Items from a data source
*** Block opens ***
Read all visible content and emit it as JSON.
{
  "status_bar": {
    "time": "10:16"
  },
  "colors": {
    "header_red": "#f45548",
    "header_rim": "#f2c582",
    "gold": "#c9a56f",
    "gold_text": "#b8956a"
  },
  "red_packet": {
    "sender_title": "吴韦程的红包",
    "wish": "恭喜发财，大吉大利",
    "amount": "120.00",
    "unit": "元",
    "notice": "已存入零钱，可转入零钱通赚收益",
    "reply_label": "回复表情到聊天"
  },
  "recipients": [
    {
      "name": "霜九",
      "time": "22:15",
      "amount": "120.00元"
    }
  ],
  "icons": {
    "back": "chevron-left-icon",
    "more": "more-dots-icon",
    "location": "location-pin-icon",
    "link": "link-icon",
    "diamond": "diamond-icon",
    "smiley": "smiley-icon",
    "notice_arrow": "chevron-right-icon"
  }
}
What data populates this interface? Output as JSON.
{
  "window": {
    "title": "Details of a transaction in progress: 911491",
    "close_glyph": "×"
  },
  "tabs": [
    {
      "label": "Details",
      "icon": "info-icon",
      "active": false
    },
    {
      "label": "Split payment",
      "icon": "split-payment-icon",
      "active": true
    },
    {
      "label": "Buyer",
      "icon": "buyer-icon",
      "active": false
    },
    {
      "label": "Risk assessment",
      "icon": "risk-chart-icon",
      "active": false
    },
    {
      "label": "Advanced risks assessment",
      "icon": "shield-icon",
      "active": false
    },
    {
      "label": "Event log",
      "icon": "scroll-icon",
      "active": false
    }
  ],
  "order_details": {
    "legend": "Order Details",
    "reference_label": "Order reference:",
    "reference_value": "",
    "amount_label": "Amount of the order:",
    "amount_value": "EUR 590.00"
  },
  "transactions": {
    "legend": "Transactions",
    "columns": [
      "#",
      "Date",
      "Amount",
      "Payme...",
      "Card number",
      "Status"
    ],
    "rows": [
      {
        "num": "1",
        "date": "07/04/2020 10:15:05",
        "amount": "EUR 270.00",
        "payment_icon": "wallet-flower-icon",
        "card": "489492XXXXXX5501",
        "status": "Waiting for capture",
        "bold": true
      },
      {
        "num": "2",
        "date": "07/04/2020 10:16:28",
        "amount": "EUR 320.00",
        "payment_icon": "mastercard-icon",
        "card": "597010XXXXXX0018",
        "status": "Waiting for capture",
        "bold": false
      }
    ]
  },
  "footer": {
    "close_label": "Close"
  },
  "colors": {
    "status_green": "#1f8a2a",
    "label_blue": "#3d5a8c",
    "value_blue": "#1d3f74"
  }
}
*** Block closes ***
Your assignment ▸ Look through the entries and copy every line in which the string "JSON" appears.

Result of the exercise ▸
Read all visible content and emit it as JSON.
What data populates this interface? Output as JSON.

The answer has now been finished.